Sedge Beswick (pictured), founder and CEO of SEEN Connects, spoke about the value of driving conversation and changing perceptions through campaigns. Beswick's agency connects the right people to the right brands by empowering creators both on and offline. She highlighted eBay’s sponsorship of Love Island and its focus on “pre-loved” clothing as a prime example of getting audiences to connect with with a brand’s mission.
“We saw so much commentary around that partnership and changing the perception of Love Island being purely about fast fashion and being sponsored by a Pretty Little Thing or a Boohoo. That partnership challenged the status quo and got people thinking about eBay as a platform for pre-loved products and sustainability.”
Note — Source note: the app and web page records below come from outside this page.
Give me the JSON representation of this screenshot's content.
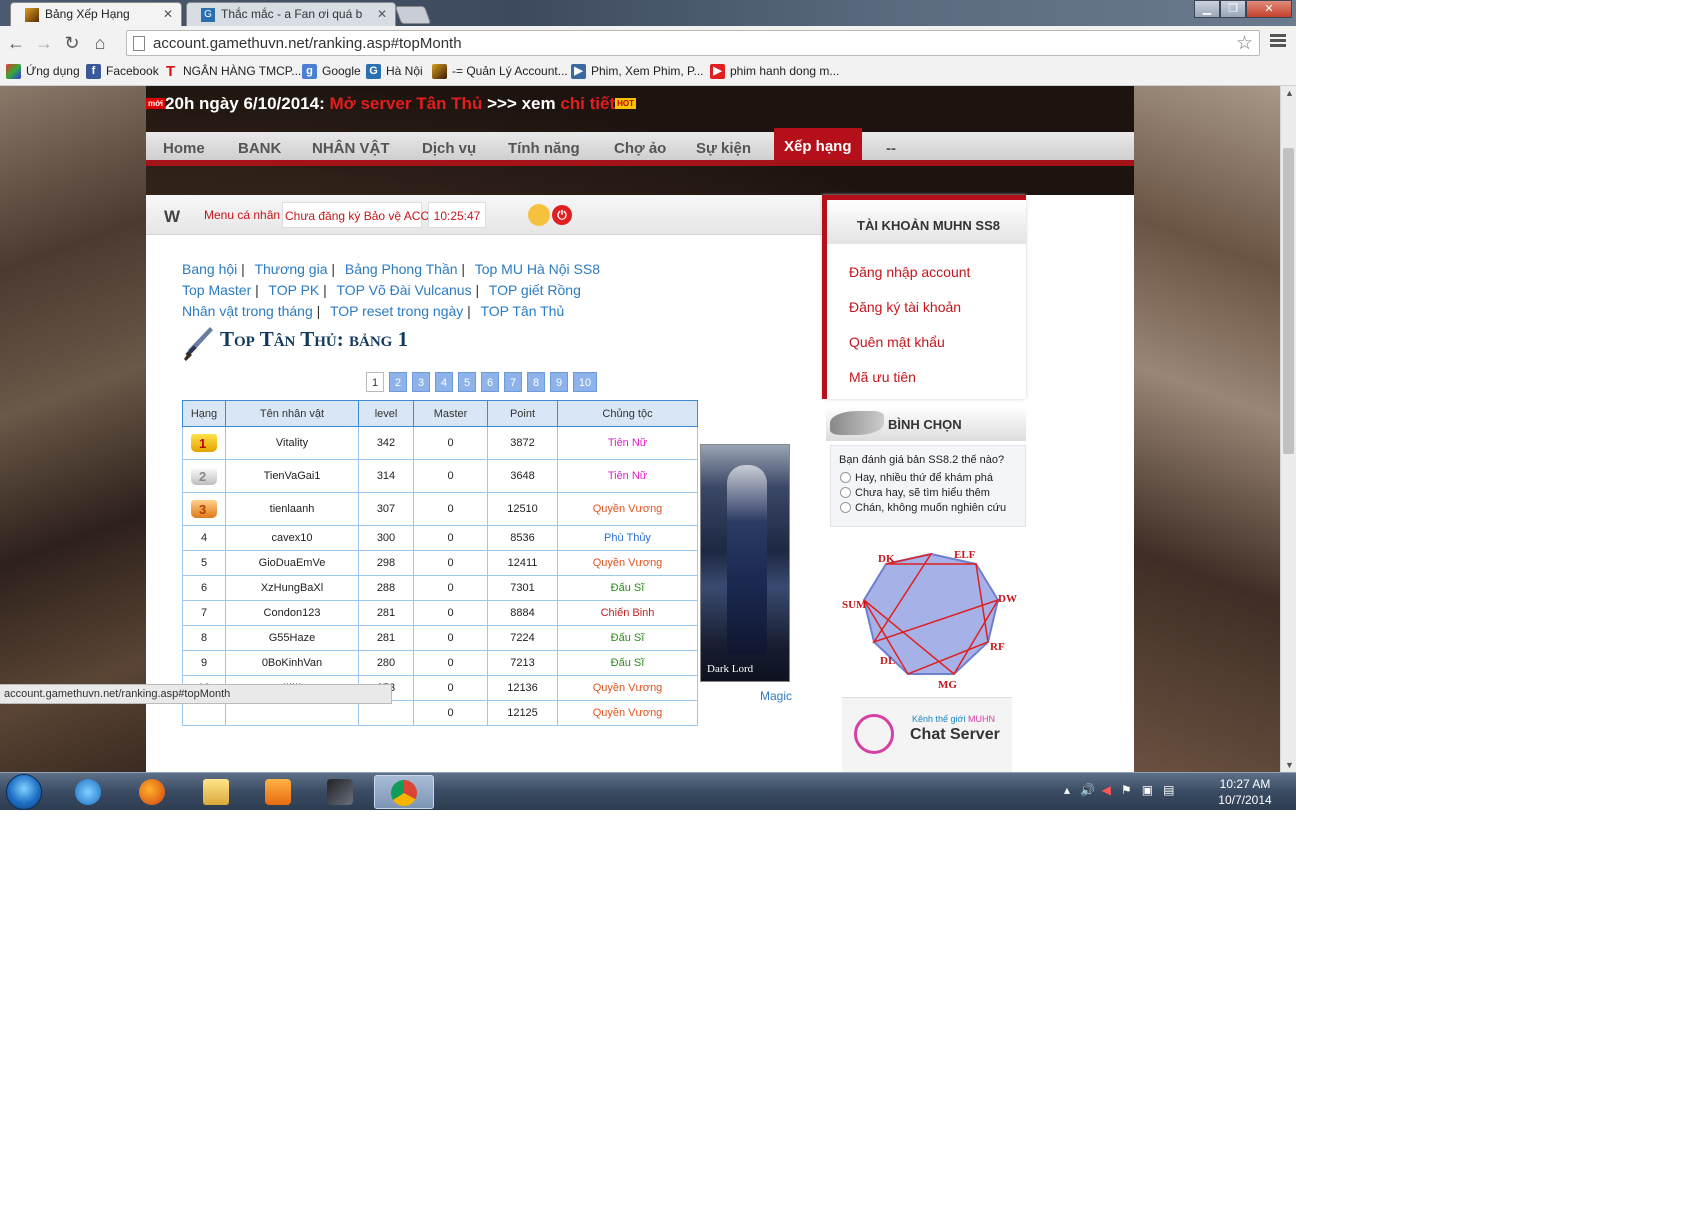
{
  "browser": {
    "tabs": [
      {
        "title": "Bảng Xếp Hạng",
        "active": true
      },
      {
        "title": "Thắc mắc - a Fan ơi quá b",
        "active": false
      }
    ],
    "url": "account.gamethuvn.net/ranking.asp#topMonth",
    "bookmarks": [
      "Ứng dụng",
      "Facebook",
      "NGÂN HÀNG TMCP...",
      "Google",
      "Hà Nội",
      "-= Quản Lý Account...",
      "Phim, Xem Phim, P...",
      "phim hanh dong m..."
    ],
    "status_url": "account.gamethuvn.net/ranking.asp#topMonth"
  },
  "site": {
    "announcement": {
      "badge": "mới",
      "date": "20h ngày 6/10/2014:",
      "event": "Mở server Tân Thủ",
      "arrows": ">>> xem",
      "detail": "chi tiết",
      "hot": "HOT"
    },
    "nav": [
      "Home",
      "BANK",
      "NHÂN VẬT",
      "Dịch vụ",
      "Tính năng",
      "Chợ ảo",
      "Sự kiện",
      "Xếp hạng",
      "--"
    ],
    "nav_active": "Xếp hạng",
    "userbar": {
      "logo": "W",
      "menu": "Menu cá nhân",
      "protect": "Chưa đăng ký Bảo vệ ACC",
      "time": "10:25:47"
    },
    "rank_links": [
      "Bang hội",
      "Thương gia",
      "Bảng Phong Thần",
      "Top MU Hà Nội SS8",
      "Top Master",
      "TOP PK",
      "TOP Võ Đài Vulcanus",
      "TOP giết Rồng",
      "Nhân vật trong tháng",
      "TOP reset trong ngày",
      "TOP Tân Thủ"
    ],
    "page_title": "Top Tân Thủ: bảng 1",
    "pages": [
      "1",
      "2",
      "3",
      "4",
      "5",
      "6",
      "7",
      "8",
      "9",
      "10"
    ],
    "current_page": "1",
    "table": {
      "headers": [
        "Hạng",
        "Tên nhân vật",
        "level",
        "Master",
        "Point",
        "Chủng tộc"
      ],
      "rows": [
        {
          "rank": "1",
          "name": "Vitality",
          "level": "342",
          "master": "0",
          "point": "3872",
          "race": "Tiên Nữ",
          "race_color": "#e020c8"
        },
        {
          "rank": "2",
          "name": "TienVaGai1",
          "level": "314",
          "master": "0",
          "point": "3648",
          "race": "Tiên Nữ",
          "race_color": "#e020c8"
        },
        {
          "rank": "3",
          "name": "tienlaanh",
          "level": "307",
          "master": "0",
          "point": "12510",
          "race": "Quyền Vương",
          "race_color": "#e0531e"
        },
        {
          "rank": "4",
          "name": "cavex10",
          "level": "300",
          "master": "0",
          "point": "8536",
          "race": "Phù Thủy",
          "race_color": "#2a6fd0"
        },
        {
          "rank": "5",
          "name": "GioDuaEmVe",
          "level": "298",
          "master": "0",
          "point": "12411",
          "race": "Quyền Vương",
          "race_color": "#e0531e"
        },
        {
          "rank": "6",
          "name": "XzHungBaXl",
          "level": "288",
          "master": "0",
          "point": "7301",
          "race": "Đấu Sĩ",
          "race_color": "#2e8a1e"
        },
        {
          "rank": "7",
          "name": "Condon123",
          "level": "281",
          "master": "0",
          "point": "8884",
          "race": "Chiến Binh",
          "race_color": "#c42020"
        },
        {
          "rank": "8",
          "name": "G55Haze",
          "level": "281",
          "master": "0",
          "point": "7224",
          "race": "Đấu Sĩ",
          "race_color": "#2e8a1e"
        },
        {
          "rank": "9",
          "name": "0BoKinhVan",
          "level": "280",
          "master": "0",
          "point": "7213",
          "race": "Đấu Sĩ",
          "race_color": "#2e8a1e"
        },
        {
          "rank": "10",
          "name": "IIIIII",
          "level": "273",
          "master": "0",
          "point": "12136",
          "race": "Quyền Vương",
          "race_color": "#e0531e"
        },
        {
          "rank": "",
          "name": "",
          "level": "",
          "master": "0",
          "point": "12125",
          "race": "Quyền Vương",
          "race_color": "#e0531e"
        }
      ]
    },
    "char_caption": "Dark Lord",
    "magic_link": "Magic",
    "account_box": {
      "title": "TÀI KHOẢN MUHN SS8",
      "items": [
        "Đăng nhập account",
        "Đăng ký tài khoản",
        "Quên mật khẩu",
        "Mã ưu tiên"
      ]
    },
    "poll": {
      "title": "BÌNH CHỌN",
      "question": "Bạn đánh giá bản SS8.2 thế nào?",
      "options": [
        "Hay, nhiều thứ để khám phá",
        "Chưa hay, sẽ tìm hiểu thêm",
        "Chán, không muốn nghiên cứu"
      ]
    },
    "class_ring": [
      "DK",
      "ELF",
      "DW",
      "RF",
      "MG",
      "DL",
      "SUM"
    ],
    "chat": {
      "kenh": "Kênh thế giới",
      "brand": "MUHN",
      "label": "Chat Server"
    }
  },
  "taskbar": {
    "time": "10:27 AM",
    "date": "10/7/2014"
  },
  "colors": {
    "nav_red": "#b50f1a",
    "link_blue": "#2b7bc2",
    "table_border": "#3f8ad6"
  }
}
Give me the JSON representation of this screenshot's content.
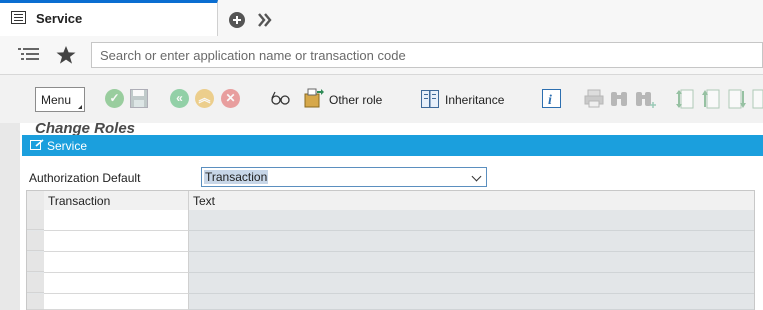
{
  "tab": {
    "title": "Service"
  },
  "search": {
    "placeholder": "Search or enter application name or transaction code"
  },
  "toolbar": {
    "menu_label": "Menu",
    "other_role_label": "Other role",
    "inheritance_label": "Inheritance",
    "icons": [
      "check-icon",
      "save-icon",
      "back-icon",
      "up-icon",
      "cancel-icon",
      "glasses-icon",
      "other-role-icon",
      "inheritance-icon",
      "info-icon",
      "print-icon",
      "find-icon",
      "find-next-icon",
      "first-page-icon",
      "previous-page-icon",
      "next-page-icon",
      "last-page-icon"
    ]
  },
  "page": {
    "title": "Change Roles"
  },
  "panel": {
    "title": "Service",
    "auth_default_label": "Authorization Default",
    "auth_default_value": "Transaction"
  },
  "table": {
    "columns": [
      "Transaction",
      "Text"
    ],
    "rows": [
      [
        "",
        ""
      ],
      [
        "",
        ""
      ],
      [
        "",
        ""
      ],
      [
        "",
        ""
      ],
      [
        "",
        ""
      ]
    ]
  },
  "colors": {
    "accent": "#1b9fdd",
    "ok": "#6cbf6e",
    "back": "#f0c35a",
    "cancel": "#e57373"
  }
}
SEEN Connects managed the relationship between eBay and its Love Island ambassador, a relationship that lasted beyond the show’s finale, so serving the audience with ambassador content long after ITV’s cameras stopped rolling.
Rethinking ROI timelines
Samuel Day, CMO of Confused.com, said that the perception that anything that’s not performance marketing is “not performing” is one of the industry’s most pressing challenges, and encouraged brands to switch their thinking on ROI timeframes.
“Our brand marketing is multi-year, and I’ve switched above-the-line spend off to create a revenue cascade that shows how long it takes to return. As soon as I did that, our accountants asked why they couldn’t capitalise the expenditure, which is a great question.
“Any other expenditure – buying a building, tech development – represents a multi-year ROI, so why is that not the case on brand? We need to speak differently about investment time horizons.”
“The fragmented and ever-changing nature of the digital eco-system,” explained Kate Cox, CMO at BrightBid “has led many marketing teams to lose sight of the bigger picture: how marketing drives value for organisations.
"It is only through connecting data points and taking a step back that marketing can reengineer its value for the enterprise – by refocusing on the customer and the market, and by helping our businesses win by clearly connecting customer insights, creative ideas and first-party data to the right goals, on the right channels at the right time.”
Working holistically to achieve Northstar
Many experts spoke of the challenges of silos within businesses, and how it impacts performance marketing. Doleman said that as well as getting teams to work more closely together and develop an appreciation for fellow team members, encouraging connected thinking also gives brands better control of their budgets.
“It’s common that the brand team has a budget, the performance marketing team has a budget, and so on. But just because you have budget, should you be spending all of it? Doesn’t it make more sense to think holistically, be less protective of individual budgets and work together to achieve the brand’s Northstar?
“That’s challenging because teams are protective of those budgets, and the budget holder will use what they might think are small amounts of money – £50k, £100k – to top up a piece of work. But working together gives you a better chance of investing in a way that helps the business achieve its broader goals.”
Robin Langford, editor, UK, Performance Marketing World; Esteban Ribero, global research leader, TikTok; Kat Chinnock, head of brand and communication planning, Which?; Julie Doleman, managing director, Entain; Samuel Day, CMO, Confused.com; Sara Holt, UK & Ireland group marketing director, Merlin Entertainments; Pierre Beaufils, global business consulting and business transformation leader, EY; Sedge Beswick, founder & CEO, SEEN Connects; Kate Cox, CMO, BrightBid; Gustav Westman, CEO, BrightBid.